Stop The Press: Business As Usual
As a rule, I’m not a big fan of politicians interfering in the property market, writes Tony Abel. Invariably their motivation is more to do with winning votes than solving actual pressing problems. These are initiatives driven by the need for headlines more than anything else.
So it was refreshing when the then Chancellor George Osborne introduced the Help To Buy scheme in 2013. This was designed to help buyers who were struggling to save the considerable amount needed for a deposit – people who were being hit by the double whammy of rising house prices and lenders demanding an increasing proportion of the purchase price as cash up front.
The initiative had two main parts: the first saw the Government guaranteeing a proportion of the mortgage (typically 15 per cent), allowing buyers to access mortgages with a deposit as low as five per cent.

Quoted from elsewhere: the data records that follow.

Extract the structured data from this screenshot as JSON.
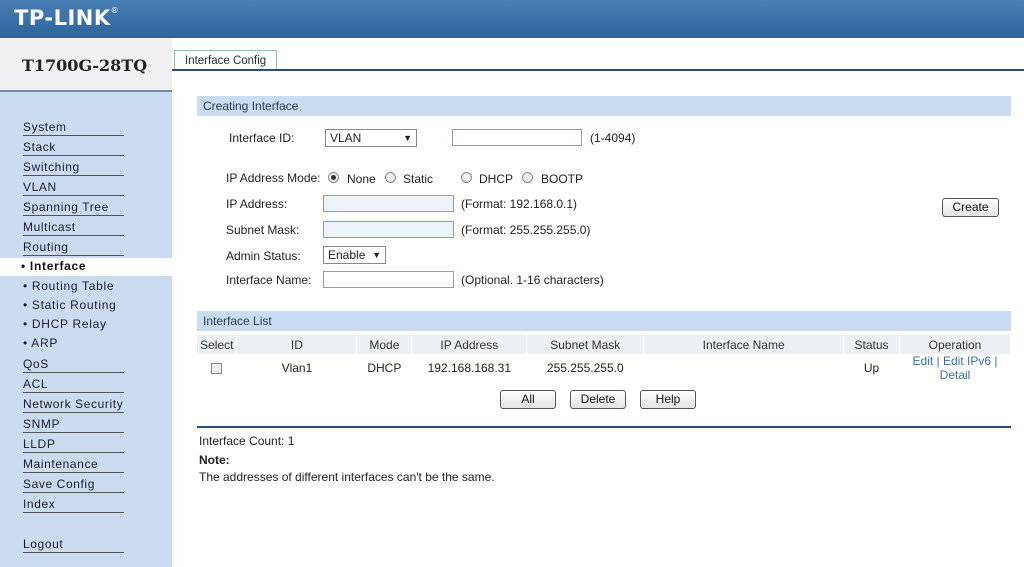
{
  "brand": "TP-LINK",
  "model": "T1700G-28TQ",
  "tab": "Interface Config",
  "sidebar": {
    "items": [
      "System",
      "Stack",
      "Switching",
      "VLAN",
      "Spanning Tree",
      "Multicast",
      "Routing"
    ],
    "active": "• Interface",
    "subs": [
      "• Routing Table",
      "• Static Routing",
      "• DHCP Relay",
      "• ARP"
    ],
    "items2": [
      "QoS",
      "ACL",
      "Network Security",
      "SNMP",
      "LLDP",
      "Maintenance",
      "Save Config",
      "Index"
    ],
    "logout": "Logout"
  },
  "create": {
    "title": "Creating Interface",
    "interface_id_label": "Interface ID:",
    "interface_id_type": "VLAN",
    "interface_id_range": "(1-4094)",
    "ip_mode_label": "IP Address Mode:",
    "modes": [
      "None",
      "Static",
      "DHCP",
      "BOOTP"
    ],
    "ip_label": "IP Address:",
    "ip_hint": "(Format: 192.168.0.1)",
    "mask_label": "Subnet Mask:",
    "mask_hint": "(Format: 255.255.255.0)",
    "admin_label": "Admin Status:",
    "admin_value": "Enable",
    "name_label": "Interface Name:",
    "name_hint": "(Optional. 1-16 characters)",
    "create_button": "Create"
  },
  "list": {
    "title": "Interface List",
    "columns": [
      "Select",
      "ID",
      "Mode",
      "IP Address",
      "Subnet Mask",
      "Interface Name",
      "Status",
      "Operation"
    ],
    "rows": [
      {
        "id": "Vlan1",
        "mode": "DHCP",
        "ip": "192.168.168.31",
        "mask": "255.255.255.0",
        "name": "",
        "status": "Up",
        "op1": "Edit | Edit IPv6 |",
        "op2": "Detail"
      }
    ],
    "buttons": {
      "all": "All",
      "delete": "Delete",
      "help": "Help"
    }
  },
  "footer": {
    "count": "Interface Count: 1",
    "note_title": "Note:",
    "note_text": "The addresses of different interfaces can't be the same."
  }
}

The second – and much more important – part of the scheme was an Equity Loan, whereby the Government would lend buyers up to 20 per cent of the value of the home, again enabling those who had saved a five per cent deposit to buy a home. The government loan was free for the first five years.

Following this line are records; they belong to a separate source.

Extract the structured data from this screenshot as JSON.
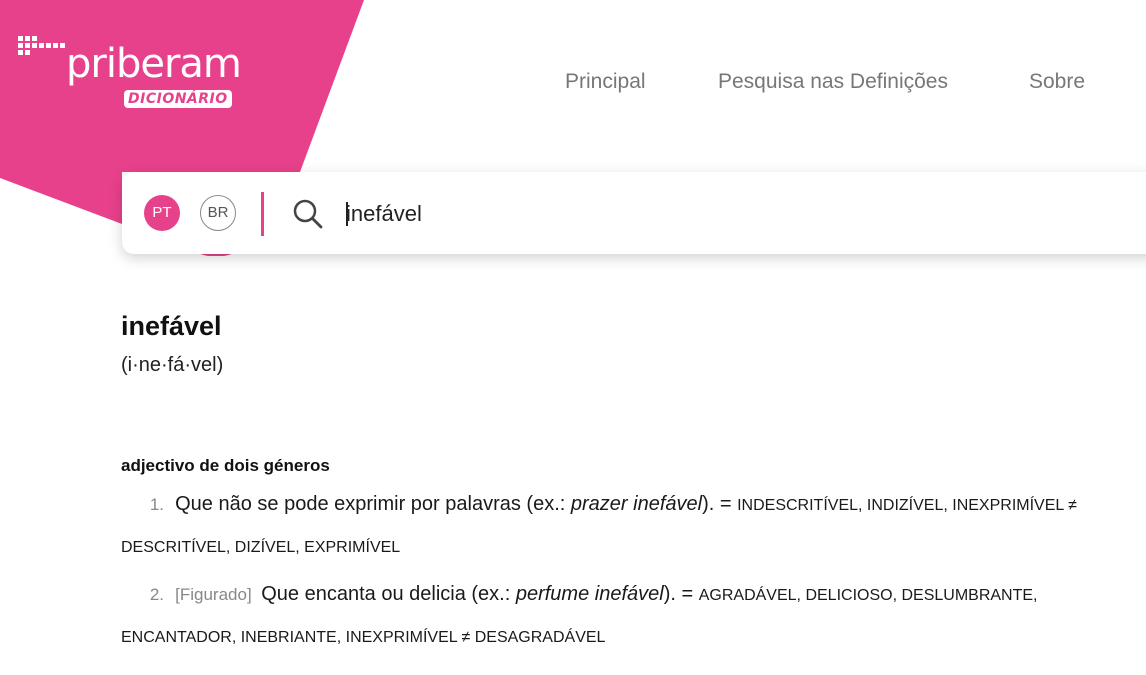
{
  "brand": {
    "logo_text": "priberam",
    "logo_sub": "DICIONÁRIO",
    "accent_color": "#e8418b"
  },
  "nav": {
    "items": [
      "Principal",
      "Pesquisa nas Definições",
      "Sobre"
    ]
  },
  "search": {
    "lang_pt": "PT",
    "lang_br": "BR",
    "value": "inefável"
  },
  "entry": {
    "headword": "inefável",
    "syllables": "(i·ne·fá·vel)",
    "part_of_speech": "adjectivo de dois géneros",
    "definitions": [
      {
        "number": "1.",
        "text": "Que não se pode exprimir por palavras (ex.: ",
        "example": "prazer inefável",
        "after": "). = ",
        "synonyms": "INDESCRITÍVEL, INDIZÍVEL, INEXPRIMÍVEL ≠ DESCRITÍVEL, DIZÍVEL, EXPRIMÍVEL"
      },
      {
        "number": "2.",
        "tag": "[Figurado]",
        "text": "Que encanta ou delicia (ex.: ",
        "example": "perfume inefável",
        "after": "). = ",
        "synonyms": "AGRADÁVEL, DELICIOSO, DESLUMBRANTE, ENCANTADOR, INEBRIANTE, INEXPRIMÍVEL ≠ DESAGRADÁVEL"
      }
    ]
  }
}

This scheme did indeed generate headlines, and for the right reasons. It was a measured, sensible idea which has helped many thousands of responsible buyers onto the property ladder.
Unfortunately, Help To Buy again generated headlines last week – and for entirely the wrong reasons. The Mortgage Guarantee element of Help To Buy was always due to expire this year. Never ones to let the truth get in the way of a good story, much of the national media have seized on this as an opportunity to run sensational headlines in a rather pathetic attempt to concoct a narrative about a ‘big split’ between Theresa May and David Cameron.
So headlines such as ‘Theresa May’s Government reveals end of help-to-buy mortgages in new break with David Cameron’ (from the Telegraph last week) give the impression that Mrs May has abolished Help To Buy entirely.
That is simply not true. The Equity Loan part of Help To Buy – the bit that most buyers actually take advantage of – will run as originally planned until 2020. It remains a very successful and useful initiative.
It’s good to see that our own EDP has resisted the temptation to mislead its readers. As ever, our national press has much to learn from the everyday integrity of its regional counterparts.
Of course, ‘Government Scheme Works Well; New PM Retains It’ doesn’t make for much of a juicy headline. But we should continue to shout about the availability of Help To Buy, so that first time buyers who are saving hard to purchase their first home know that it is still very much available.